Every word of the data below has to be copied faithfully.

Saved entries
====================
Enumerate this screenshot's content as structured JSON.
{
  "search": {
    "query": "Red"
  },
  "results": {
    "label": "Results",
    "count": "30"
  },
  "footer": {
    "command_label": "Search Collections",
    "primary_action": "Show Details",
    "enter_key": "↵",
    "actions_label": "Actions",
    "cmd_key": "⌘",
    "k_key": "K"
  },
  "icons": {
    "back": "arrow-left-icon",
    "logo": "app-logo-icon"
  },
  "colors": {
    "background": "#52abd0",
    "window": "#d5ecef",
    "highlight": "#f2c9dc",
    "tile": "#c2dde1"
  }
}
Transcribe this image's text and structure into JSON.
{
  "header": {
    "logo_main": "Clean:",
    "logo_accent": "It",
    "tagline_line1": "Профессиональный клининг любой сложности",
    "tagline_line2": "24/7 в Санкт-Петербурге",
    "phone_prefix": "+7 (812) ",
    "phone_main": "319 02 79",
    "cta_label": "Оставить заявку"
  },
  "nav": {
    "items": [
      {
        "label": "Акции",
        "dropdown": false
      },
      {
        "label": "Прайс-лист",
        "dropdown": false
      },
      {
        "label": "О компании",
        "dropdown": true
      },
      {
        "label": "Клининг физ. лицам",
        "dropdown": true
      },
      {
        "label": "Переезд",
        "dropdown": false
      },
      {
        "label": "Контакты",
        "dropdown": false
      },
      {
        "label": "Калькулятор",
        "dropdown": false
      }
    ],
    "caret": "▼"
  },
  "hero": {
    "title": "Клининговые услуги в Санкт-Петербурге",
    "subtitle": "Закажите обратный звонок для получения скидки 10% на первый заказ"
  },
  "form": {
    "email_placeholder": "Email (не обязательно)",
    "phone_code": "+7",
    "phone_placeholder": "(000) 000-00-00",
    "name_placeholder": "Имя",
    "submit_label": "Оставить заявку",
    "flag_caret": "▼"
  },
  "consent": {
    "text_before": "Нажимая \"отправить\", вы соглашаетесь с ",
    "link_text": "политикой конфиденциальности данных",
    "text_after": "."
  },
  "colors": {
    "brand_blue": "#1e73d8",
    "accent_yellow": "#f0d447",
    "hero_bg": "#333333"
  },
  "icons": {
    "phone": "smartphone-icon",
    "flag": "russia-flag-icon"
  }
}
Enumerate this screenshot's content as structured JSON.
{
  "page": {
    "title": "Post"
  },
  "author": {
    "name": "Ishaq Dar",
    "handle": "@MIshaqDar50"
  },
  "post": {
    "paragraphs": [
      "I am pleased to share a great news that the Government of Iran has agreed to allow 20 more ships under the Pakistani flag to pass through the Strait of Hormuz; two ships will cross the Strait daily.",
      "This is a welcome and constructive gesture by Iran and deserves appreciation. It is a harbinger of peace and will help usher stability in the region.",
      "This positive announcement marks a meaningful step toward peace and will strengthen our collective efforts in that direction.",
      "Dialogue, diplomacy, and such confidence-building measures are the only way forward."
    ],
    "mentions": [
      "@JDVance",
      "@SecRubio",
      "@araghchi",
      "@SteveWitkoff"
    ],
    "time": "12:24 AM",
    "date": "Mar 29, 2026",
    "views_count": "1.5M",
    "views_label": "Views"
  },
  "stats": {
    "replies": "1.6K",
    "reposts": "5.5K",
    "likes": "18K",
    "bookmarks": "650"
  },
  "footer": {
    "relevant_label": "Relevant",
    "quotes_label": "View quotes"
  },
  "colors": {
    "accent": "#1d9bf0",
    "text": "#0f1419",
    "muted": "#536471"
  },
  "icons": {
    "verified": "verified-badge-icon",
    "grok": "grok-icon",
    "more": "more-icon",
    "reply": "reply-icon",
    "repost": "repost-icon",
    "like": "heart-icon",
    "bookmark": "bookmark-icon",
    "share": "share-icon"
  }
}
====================
▶ Solution below:
Enumerate this screenshot's content as structured JSON.
{
  "search": {
    "query": "Red"
  },
  "results": {
    "label": "Results",
    "count": "30"
  },
  "footer": {
    "command_label": "Search Collections",
    "primary_action": "Show Details",
    "enter_key": "↵",
    "actions_label": "Actions",
    "cmd_key": "⌘",
    "k_key": "K"
  },
  "icons": {
    "back": "arrow-left-icon",
    "logo": "app-logo-icon"
  },
  "colors": {
    "background": "#52abd0",
    "window": "#d5ecef",
    "highlight": "#f2c9dc",
    "tile": "#c2dde1"
  }
}
Transcribe this image's text and structure into JSON.
{
  "header": {
    "logo_main": "Clean:",
    "logo_accent": "It",
    "tagline_line1": "Профессиональный клининг любой сложности",
    "tagline_line2": "24/7 в Санкт-Петербурге",
    "phone_prefix": "+7 (812) ",
    "phone_main": "319 02 79",
    "cta_label": "Оставить заявку"
  },
  "nav": {
    "items": [
      {
        "label": "Акции",
        "dropdown": false
      },
      {
        "label": "Прайс-лист",
        "dropdown": false
      },
      {
        "label": "О компании",
        "dropdown": true
      },
      {
        "label": "Клининг физ. лицам",
        "dropdown": true
      },
      {
        "label": "Переезд",
        "dropdown": false
      },
      {
        "label": "Контакты",
        "dropdown": false
      },
      {
        "label": "Калькулятор",
        "dropdown": false
      }
    ],
    "caret": "▼"
  },
  "hero": {
    "title": "Клининговые услуги в Санкт-Петербурге",
    "subtitle": "Закажите обратный звонок для получения скидки 10% на первый заказ"
  },
  "form": {
    "email_placeholder": "Email (не обязательно)",
    "phone_code": "+7",
    "phone_placeholder": "(000) 000-00-00",
    "name_placeholder": "Имя",
    "submit_label": "Оставить заявку",
    "flag_caret": "▼"
  },
  "consent": {
    "text_before": "Нажимая \"отправить\", вы соглашаетесь с ",
    "link_text": "политикой конфиденциальности данных",
    "text_after": "."
  },
  "colors": {
    "brand_blue": "#1e73d8",
    "accent_yellow": "#f0d447",
    "hero_bg": "#333333"
  },
  "icons": {
    "phone": "smartphone-icon",
    "flag": "russia-flag-icon"
  }
}
Enumerate this screenshot's content as structured JSON.
{
  "page": {
    "title": "Post"
  },
  "author": {
    "name": "Ishaq Dar",
    "handle": "@MIshaqDar50"
  },
  "post": {
    "paragraphs": [
      "I am pleased to share a great news that the Government of Iran has agreed to allow 20 more ships under the Pakistani flag to pass through the Strait of Hormuz; two ships will cross the Strait daily.",
      "This is a welcome and constructive gesture by Iran and deserves appreciation. It is a harbinger of peace and will help usher stability in the region.",
      "This positive announcement marks a meaningful step toward peace and will strengthen our collective efforts in that direction.",
      "Dialogue, diplomacy, and such confidence-building measures are the only way forward."
    ],
    "mentions": [
      "@JDVance",
      "@SecRubio",
      "@araghchi",
      "@SteveWitkoff"
    ],
    "time": "12:24 AM",
    "date": "Mar 29, 2026",
    "views_count": "1.5M",
    "views_label": "Views"
  },
  "stats": {
    "replies": "1.6K",
    "reposts": "5.5K",
    "likes": "18K",
    "bookmarks": "650"
  },
  "footer": {
    "relevant_label": "Relevant",
    "quotes_label": "View quotes"
  },
  "colors": {
    "accent": "#1d9bf0",
    "text": "#0f1419",
    "muted": "#536471"
  },
  "icons": {
    "verified": "verified-badge-icon",
    "grok": "grok-icon",
    "more": "more-icon",
    "reply": "reply-icon",
    "repost": "repost-icon",
    "like": "heart-icon",
    "bookmark": "bookmark-icon",
    "share": "share-icon"
  }
}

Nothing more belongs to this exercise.